• [About this exercise]:
Would you write out the entries that follow word for word, omitting any images?

Task data section start

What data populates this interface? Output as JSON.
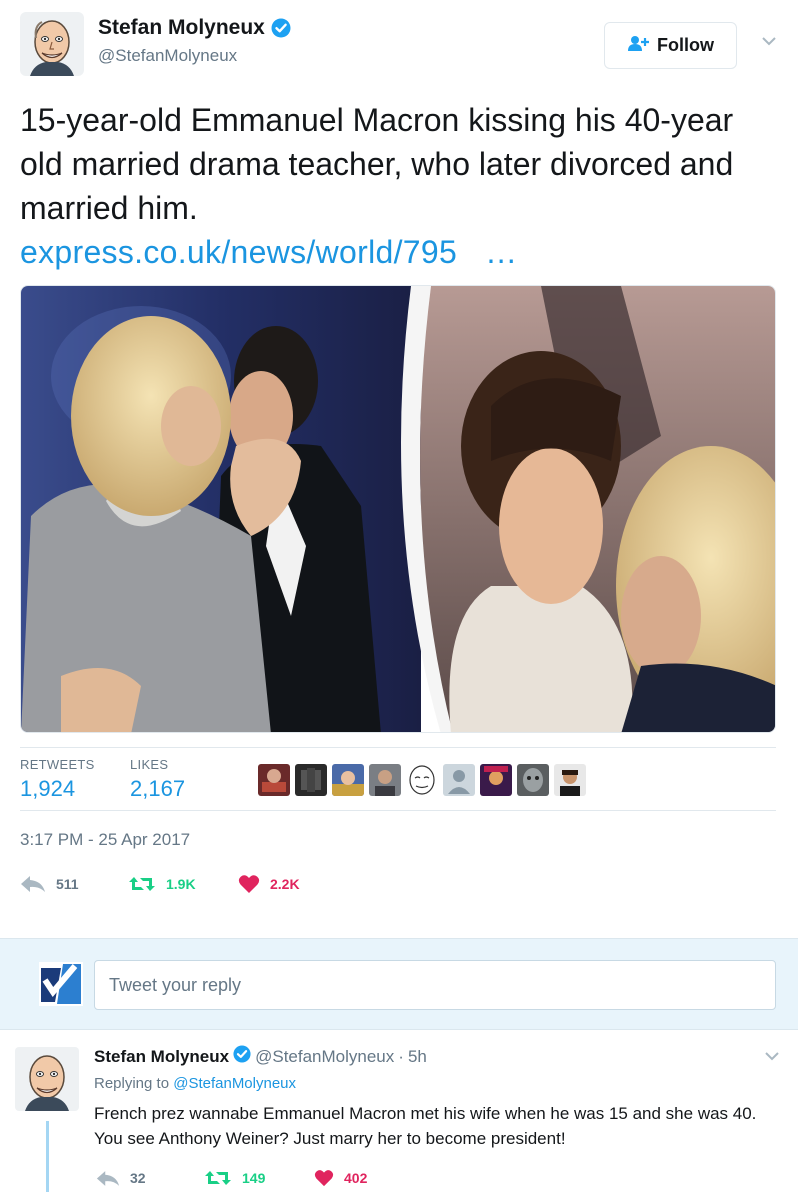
{
  "author": {
    "name": "Stefan Molyneux",
    "handle": "@StefanMolyneux"
  },
  "follow_label": "Follow",
  "tweet": {
    "text": "15-year-old Emmanuel Macron kissing his 40-year old married drama teacher, who later divorced and married him.",
    "link": "express.co.uk/news/world/795",
    "link_ellipsis": "…",
    "retweets_label": "RETWEETS",
    "retweets": "1,924",
    "likes_label": "LIKES",
    "likes": "2,167",
    "timestamp": "3:17 PM - 25 Apr 2017",
    "reply_count": "511",
    "retweet_count": "1.9K",
    "like_count": "2.2K"
  },
  "reply_box": {
    "placeholder": "Tweet your reply"
  },
  "reply": {
    "name": "Stefan Molyneux",
    "handle": "@StefanMolyneux",
    "dot": "·",
    "time": "5h",
    "replying_prefix": "Replying to",
    "replying_to": "@StefanMolyneux",
    "text": "French prez wannabe Emmanuel Macron met his wife when he was 15 and she was 40. You see Anthony Weiner? Just marry her to become president!",
    "reply_count": "32",
    "retweet_count": "149",
    "like_count": "402"
  },
  "colors": {
    "link": "#1b95e0",
    "retweet": "#19cf86",
    "like": "#e0245e",
    "muted": "#657786",
    "verified": "#1da1f2"
  },
  "icons": [
    "verified-badge-icon",
    "follow-person-icon",
    "chevron-down-icon",
    "reply-icon",
    "retweet-icon",
    "heart-icon"
  ]
}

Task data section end

• [Solution to the problem]:
What data populates this interface? Output as JSON.
{
  "author": {
    "name": "Stefan Molyneux",
    "handle": "@StefanMolyneux"
  },
  "follow_label": "Follow",
  "tweet": {
    "text": "15-year-old Emmanuel Macron kissing his 40-year old married drama teacher, who later divorced and married him.",
    "link": "express.co.uk/news/world/795",
    "link_ellipsis": "…",
    "retweets_label": "RETWEETS",
    "retweets": "1,924",
    "likes_label": "LIKES",
    "likes": "2,167",
    "timestamp": "3:17 PM - 25 Apr 2017",
    "reply_count": "511",
    "retweet_count": "1.9K",
    "like_count": "2.2K"
  },
  "reply_box": {
    "placeholder": "Tweet your reply"
  },
  "reply": {
    "name": "Stefan Molyneux",
    "handle": "@StefanMolyneux",
    "dot": "·",
    "time": "5h",
    "replying_prefix": "Replying to",
    "replying_to": "@StefanMolyneux",
    "text": "French prez wannabe Emmanuel Macron met his wife when he was 15 and she was 40. You see Anthony Weiner? Just marry her to become president!",
    "reply_count": "32",
    "retweet_count": "149",
    "like_count": "402"
  },
  "colors": {
    "link": "#1b95e0",
    "retweet": "#19cf86",
    "like": "#e0245e",
    "muted": "#657786",
    "verified": "#1da1f2"
  },
  "icons": [
    "verified-badge-icon",
    "follow-person-icon",
    "chevron-down-icon",
    "reply-icon",
    "retweet-icon",
    "heart-icon"
  ]
}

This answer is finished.